Paul Ryan wants you to have the freedom to not be able to afford health insurance
House Speaker Paul Ryan sat down with John Dickerson of “Face the Nation” Sunday to talk about the American Health Care Act, the Affordable Care Act replacement that nobody but Paul Ryan seems to like. Throughout the interview, Ryan stressed that this bill would finally give the American people the freedom to not have health insurance, which is definitely what the main complaint about Obamacare was.
The interview is rocky from the start, as Dickerson runs down a list of organizations that have come out against the AHCA, such as AARP, the American Medical Association, and GOP congressmen, and questions how Ryan could be “pleased with the reaction,” to the proposed bill when “the reaction has been awful.”
“I wouldn’t say the reaction’s been awful,” Ryan says, incorrectly. “I think the reaction is, everyone wants to compare this to Obamacare as if they can keep these guarantees going. As if we’re going to have Obamacare plans, and we’re just gonna finance it a different way. This is repealing and replacing Obamacare.”
Exactly. That’s why people are comparing it to Obamacare. They want to know if what we have now is being replaced with something even worse, and so far, all indications point to yes. Ryan talks a lot about how this is a better fiscal policy that will cost the government less, get more people covered, and drive down the price of insurance altogether. There’s no real proof of that, and early estimates put the number of people that will lose coverage somewhere around 20 million.
At this time, there is still no Congressional Budget Score for the AHCA, so naturally, Ryan was asked about that.

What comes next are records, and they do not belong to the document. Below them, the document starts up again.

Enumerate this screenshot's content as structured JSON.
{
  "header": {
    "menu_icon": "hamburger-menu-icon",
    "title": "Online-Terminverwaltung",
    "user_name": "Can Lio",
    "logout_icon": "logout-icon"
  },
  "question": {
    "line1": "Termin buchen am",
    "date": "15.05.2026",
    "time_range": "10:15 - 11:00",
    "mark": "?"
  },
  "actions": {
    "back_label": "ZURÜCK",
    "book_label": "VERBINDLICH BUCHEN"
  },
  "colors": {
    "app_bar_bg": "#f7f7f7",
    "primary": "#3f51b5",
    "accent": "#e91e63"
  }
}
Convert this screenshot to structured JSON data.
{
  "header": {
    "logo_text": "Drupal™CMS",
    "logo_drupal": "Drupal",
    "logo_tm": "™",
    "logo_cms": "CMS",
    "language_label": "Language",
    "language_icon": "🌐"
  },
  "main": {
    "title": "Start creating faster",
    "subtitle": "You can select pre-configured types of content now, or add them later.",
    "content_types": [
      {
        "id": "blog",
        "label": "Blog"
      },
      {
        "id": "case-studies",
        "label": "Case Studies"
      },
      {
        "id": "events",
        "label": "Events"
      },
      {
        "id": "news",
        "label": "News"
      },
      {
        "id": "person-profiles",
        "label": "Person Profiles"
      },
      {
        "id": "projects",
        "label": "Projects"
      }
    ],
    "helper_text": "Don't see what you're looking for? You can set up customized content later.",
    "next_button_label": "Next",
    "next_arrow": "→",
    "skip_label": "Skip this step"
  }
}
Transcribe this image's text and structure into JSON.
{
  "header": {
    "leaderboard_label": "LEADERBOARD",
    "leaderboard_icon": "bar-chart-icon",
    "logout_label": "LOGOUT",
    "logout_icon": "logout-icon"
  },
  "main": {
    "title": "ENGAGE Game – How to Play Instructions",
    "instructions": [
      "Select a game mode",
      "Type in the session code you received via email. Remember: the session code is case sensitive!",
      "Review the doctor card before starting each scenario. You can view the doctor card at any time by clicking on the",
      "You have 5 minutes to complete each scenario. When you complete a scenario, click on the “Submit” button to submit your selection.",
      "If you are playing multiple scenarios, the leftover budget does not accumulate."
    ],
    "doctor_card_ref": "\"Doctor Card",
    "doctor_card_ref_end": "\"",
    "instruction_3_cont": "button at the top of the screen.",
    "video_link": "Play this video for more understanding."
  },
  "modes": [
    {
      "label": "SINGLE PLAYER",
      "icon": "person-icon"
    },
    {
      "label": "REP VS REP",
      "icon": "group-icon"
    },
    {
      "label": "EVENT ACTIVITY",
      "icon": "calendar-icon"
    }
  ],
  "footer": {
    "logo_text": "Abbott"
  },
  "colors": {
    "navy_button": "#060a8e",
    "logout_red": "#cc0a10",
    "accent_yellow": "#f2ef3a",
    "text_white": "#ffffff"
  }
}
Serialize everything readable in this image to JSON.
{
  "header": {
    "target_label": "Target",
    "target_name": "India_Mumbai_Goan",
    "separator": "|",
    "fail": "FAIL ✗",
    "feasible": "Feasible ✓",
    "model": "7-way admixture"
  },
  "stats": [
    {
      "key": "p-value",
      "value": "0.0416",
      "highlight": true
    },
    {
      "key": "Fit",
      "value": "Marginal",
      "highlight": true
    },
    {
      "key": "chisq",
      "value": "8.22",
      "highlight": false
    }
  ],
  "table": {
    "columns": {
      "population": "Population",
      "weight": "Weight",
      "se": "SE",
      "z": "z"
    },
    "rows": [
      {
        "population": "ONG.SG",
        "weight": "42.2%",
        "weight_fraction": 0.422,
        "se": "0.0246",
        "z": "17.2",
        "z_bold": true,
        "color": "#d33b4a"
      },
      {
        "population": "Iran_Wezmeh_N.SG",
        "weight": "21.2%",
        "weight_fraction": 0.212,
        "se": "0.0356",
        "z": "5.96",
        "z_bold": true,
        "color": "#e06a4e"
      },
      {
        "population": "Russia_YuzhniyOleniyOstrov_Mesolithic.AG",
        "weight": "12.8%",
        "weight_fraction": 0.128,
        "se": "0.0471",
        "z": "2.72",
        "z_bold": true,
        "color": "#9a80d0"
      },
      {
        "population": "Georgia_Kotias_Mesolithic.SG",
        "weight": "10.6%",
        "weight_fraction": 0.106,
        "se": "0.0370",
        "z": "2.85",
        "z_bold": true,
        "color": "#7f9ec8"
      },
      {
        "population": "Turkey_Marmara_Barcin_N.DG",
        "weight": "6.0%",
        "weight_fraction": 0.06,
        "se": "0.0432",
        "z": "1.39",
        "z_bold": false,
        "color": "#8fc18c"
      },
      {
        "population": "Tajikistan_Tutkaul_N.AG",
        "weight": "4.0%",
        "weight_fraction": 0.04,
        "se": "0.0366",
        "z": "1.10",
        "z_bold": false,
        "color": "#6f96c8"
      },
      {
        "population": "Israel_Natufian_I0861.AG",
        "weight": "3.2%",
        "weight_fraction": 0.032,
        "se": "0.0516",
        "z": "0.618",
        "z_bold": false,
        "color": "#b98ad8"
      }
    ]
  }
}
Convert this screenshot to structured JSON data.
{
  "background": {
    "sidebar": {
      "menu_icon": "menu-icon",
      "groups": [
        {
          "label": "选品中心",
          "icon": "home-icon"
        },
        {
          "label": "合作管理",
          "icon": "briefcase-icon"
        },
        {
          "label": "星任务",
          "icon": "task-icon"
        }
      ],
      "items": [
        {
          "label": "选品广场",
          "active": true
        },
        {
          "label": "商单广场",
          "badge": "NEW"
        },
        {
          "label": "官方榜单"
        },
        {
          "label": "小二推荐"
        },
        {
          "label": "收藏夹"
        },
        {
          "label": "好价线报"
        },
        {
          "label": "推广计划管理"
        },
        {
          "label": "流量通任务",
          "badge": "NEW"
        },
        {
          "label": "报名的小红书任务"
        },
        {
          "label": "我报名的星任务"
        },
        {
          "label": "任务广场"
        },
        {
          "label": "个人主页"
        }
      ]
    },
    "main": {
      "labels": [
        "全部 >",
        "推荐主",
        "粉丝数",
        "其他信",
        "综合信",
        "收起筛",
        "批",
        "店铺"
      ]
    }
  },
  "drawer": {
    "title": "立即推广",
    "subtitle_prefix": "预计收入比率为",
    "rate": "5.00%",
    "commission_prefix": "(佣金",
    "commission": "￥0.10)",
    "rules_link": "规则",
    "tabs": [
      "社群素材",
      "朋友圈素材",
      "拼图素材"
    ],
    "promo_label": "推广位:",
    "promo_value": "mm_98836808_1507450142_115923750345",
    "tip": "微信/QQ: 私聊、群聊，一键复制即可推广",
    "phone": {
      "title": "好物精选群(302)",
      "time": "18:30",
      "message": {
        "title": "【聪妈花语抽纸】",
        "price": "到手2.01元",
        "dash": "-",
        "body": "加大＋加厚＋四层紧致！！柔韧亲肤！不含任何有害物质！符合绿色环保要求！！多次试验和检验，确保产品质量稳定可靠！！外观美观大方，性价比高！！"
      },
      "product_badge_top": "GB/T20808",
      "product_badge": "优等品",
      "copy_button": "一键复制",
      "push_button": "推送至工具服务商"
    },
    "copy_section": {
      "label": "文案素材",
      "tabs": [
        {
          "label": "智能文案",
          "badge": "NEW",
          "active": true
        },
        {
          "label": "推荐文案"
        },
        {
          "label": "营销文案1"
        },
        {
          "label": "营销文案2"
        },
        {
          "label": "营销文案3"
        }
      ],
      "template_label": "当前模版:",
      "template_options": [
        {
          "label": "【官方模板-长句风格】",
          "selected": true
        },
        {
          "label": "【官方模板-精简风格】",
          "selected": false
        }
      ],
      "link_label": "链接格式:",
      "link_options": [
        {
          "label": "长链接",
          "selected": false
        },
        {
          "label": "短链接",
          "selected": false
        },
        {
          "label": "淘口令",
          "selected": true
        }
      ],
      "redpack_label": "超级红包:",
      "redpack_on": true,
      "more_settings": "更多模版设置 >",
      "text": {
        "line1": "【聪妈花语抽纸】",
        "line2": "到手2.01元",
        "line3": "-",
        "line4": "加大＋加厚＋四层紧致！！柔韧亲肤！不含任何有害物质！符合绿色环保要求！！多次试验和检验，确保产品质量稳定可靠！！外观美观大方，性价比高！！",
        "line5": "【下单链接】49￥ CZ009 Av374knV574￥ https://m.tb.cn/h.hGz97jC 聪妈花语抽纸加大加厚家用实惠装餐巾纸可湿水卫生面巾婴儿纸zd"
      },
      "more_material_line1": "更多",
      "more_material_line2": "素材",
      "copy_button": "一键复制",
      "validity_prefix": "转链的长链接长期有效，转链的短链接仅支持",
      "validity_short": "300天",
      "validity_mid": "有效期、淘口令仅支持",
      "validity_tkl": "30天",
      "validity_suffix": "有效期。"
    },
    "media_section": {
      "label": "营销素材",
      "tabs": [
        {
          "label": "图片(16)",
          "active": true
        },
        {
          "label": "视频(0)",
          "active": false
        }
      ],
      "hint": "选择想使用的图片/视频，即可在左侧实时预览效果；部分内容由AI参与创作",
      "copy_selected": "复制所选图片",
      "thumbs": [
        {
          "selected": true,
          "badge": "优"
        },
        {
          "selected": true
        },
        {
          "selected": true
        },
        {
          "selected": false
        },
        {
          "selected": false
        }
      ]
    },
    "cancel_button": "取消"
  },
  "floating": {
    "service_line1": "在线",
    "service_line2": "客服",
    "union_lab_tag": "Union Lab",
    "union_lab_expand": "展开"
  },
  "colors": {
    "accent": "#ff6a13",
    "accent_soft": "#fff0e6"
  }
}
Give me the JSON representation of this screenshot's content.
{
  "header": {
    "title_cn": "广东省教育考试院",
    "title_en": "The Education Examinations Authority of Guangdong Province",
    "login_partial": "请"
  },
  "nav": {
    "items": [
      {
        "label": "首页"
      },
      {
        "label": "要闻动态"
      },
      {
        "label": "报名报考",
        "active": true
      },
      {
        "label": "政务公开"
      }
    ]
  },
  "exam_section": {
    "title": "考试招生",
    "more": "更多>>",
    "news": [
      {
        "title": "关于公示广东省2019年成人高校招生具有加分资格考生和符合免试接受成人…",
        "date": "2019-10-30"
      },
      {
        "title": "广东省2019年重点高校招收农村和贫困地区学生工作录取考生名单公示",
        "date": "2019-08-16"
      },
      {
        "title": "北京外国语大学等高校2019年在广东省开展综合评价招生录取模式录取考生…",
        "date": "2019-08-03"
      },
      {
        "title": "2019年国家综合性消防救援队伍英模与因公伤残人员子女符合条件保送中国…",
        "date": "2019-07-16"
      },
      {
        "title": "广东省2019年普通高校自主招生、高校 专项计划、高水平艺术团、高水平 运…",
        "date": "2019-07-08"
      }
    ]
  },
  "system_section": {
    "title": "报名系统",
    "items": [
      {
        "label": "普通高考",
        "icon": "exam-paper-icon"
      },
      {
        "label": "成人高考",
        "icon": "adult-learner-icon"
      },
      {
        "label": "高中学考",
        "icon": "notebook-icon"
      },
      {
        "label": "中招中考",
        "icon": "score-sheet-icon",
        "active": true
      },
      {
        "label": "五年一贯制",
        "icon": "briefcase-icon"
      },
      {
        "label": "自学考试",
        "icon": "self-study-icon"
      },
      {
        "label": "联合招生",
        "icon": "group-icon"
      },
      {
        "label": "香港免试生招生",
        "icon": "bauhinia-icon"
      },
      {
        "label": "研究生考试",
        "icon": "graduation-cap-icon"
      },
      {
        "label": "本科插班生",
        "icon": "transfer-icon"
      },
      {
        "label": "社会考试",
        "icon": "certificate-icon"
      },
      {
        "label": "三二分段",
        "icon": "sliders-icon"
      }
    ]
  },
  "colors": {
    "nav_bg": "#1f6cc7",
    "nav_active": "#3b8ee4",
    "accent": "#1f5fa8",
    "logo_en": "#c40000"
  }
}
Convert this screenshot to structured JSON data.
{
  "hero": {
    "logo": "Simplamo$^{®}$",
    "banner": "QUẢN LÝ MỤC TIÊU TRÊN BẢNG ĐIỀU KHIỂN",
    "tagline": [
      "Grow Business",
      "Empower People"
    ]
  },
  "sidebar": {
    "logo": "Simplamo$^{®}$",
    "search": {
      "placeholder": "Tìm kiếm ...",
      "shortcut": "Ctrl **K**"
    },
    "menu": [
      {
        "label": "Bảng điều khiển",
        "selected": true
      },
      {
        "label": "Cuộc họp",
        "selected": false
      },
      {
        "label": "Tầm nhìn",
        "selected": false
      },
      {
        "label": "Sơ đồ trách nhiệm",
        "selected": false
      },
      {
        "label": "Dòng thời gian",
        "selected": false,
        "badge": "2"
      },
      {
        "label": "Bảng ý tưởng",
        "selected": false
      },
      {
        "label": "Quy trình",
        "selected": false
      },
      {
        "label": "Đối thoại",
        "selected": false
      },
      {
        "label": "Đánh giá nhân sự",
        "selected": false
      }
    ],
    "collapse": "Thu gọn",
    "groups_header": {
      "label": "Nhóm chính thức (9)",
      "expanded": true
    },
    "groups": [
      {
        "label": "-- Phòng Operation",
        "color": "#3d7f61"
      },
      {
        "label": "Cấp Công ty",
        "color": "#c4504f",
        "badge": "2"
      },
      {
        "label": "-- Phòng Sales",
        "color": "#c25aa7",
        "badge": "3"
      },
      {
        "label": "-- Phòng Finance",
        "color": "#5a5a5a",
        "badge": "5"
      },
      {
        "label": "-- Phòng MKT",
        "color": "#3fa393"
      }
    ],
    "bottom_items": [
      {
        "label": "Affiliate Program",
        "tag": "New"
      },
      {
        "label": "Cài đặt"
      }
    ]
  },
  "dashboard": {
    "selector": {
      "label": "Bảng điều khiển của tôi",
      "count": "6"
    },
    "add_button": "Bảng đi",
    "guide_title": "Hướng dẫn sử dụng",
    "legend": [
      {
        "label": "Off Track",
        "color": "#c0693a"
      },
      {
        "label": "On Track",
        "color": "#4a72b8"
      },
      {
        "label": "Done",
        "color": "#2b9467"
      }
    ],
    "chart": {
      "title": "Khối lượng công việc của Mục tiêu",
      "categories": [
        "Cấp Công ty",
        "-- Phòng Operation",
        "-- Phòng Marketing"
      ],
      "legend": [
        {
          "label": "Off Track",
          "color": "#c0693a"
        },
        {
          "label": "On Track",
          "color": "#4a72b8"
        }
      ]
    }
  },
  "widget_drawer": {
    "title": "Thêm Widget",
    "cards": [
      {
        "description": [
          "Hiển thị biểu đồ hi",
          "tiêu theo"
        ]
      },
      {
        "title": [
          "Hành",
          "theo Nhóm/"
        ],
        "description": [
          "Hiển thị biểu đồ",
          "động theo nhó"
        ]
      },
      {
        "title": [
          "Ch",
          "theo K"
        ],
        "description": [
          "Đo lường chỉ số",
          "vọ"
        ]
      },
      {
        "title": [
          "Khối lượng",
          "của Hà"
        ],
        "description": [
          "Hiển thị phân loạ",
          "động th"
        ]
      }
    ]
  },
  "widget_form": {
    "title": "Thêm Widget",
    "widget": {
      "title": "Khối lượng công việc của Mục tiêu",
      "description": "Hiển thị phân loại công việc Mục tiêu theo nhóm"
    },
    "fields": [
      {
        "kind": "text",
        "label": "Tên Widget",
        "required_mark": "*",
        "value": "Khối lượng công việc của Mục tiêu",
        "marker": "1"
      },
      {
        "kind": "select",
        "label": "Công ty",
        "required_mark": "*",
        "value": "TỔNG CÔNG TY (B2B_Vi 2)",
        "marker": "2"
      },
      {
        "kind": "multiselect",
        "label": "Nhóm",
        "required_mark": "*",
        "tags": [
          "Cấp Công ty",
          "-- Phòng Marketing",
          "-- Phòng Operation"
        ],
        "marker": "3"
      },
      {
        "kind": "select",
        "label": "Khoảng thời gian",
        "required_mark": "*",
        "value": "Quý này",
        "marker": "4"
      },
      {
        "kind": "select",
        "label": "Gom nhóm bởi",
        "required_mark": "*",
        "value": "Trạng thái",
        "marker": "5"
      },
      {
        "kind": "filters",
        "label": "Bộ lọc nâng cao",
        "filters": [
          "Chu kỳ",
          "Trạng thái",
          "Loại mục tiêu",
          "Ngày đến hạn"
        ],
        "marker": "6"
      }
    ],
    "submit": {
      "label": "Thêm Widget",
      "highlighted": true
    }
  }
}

“The score we believe will come out probably Monday or Tuesday. Well before we go to the floor, we’ll have the score. The one thing I’m certain will happen is CBO will say ‘well gosh not as many people will get coverage.’ You know why? Because this isn’t a government mandate. This is not, the government makes you buy what we say you should buy and therefore the government thinks you’re all gonna buy it. There’s no way you can compete with, on paper, a government mandate with coverage. What we are trying to do achieve here is bringing down the cost of care, bringing down the cost of insurance. Not through government mandates and monopolies, but by having more choice in competition. And by lowering the cost of healthcare, you improve the access to healthcare…But we’re not gonna make an American go what they don’t want to do. You get it if you want it. That’s freedom.”
To be clear, what Ryan is doing here is spinning the inevitable outcome of people not being able to afford health insurance as a choice. You can argue the merits of a government mandate, but that doesn’t change the fact that not having insurance simply because you don’t have enough money to pay for it is not a choice. This also completely ignores the provision in the law that allows insurance companies to slap a huge surcharge onto people who have a lapse in coverage. The penalty for not being insured is still there, you just pay it directly to a corporation now instead of the government. Freedom!
Dickerson asks Ryan point blank how many people will lose coverage, and again, Ryan dodges and tries to make some grand point about how free we all are to die. “I can’t answer that question,” Ryan says while seemingly trying not to laugh. “It’s up to people. Here’s the premise of your question: are you gonna stop mandating people buy health insurance?”
This, for the record, was not the premise of Dickerson’s question.
“People are gonna do what they wanna do with their lives because we believe in individual freedom in this country,” Ryan continued. “The question is, are we providing a system where people have access to health insurance if they choose to do so? And the answer is yes.”
This point has been made many times over, but access doesn’t mean anything if you can’t afford it. The go to example is usually cars. Anybody technically has access to buy any car, but if you don’t have the money lying around for it, you’re still screwed. This is apparently freedom, though.
In any case, why should anybody trust Ryan on this? Sure, he presents himself as a brilliant policy wonk, but what’s the evidence that he actually knows what he’s talking about? During his rolled-up sleeves presentation he made the point that it’s unfair for healthy people to pay into a system to support sick people. That’s literally the entire point of insurance. Everybody pays in so that nobody has to shoulder the burden alone.
We’re counting on someone who either doesn’t understand or is lying through his teeth about the most basic concept of health insurance. That should worry everybody.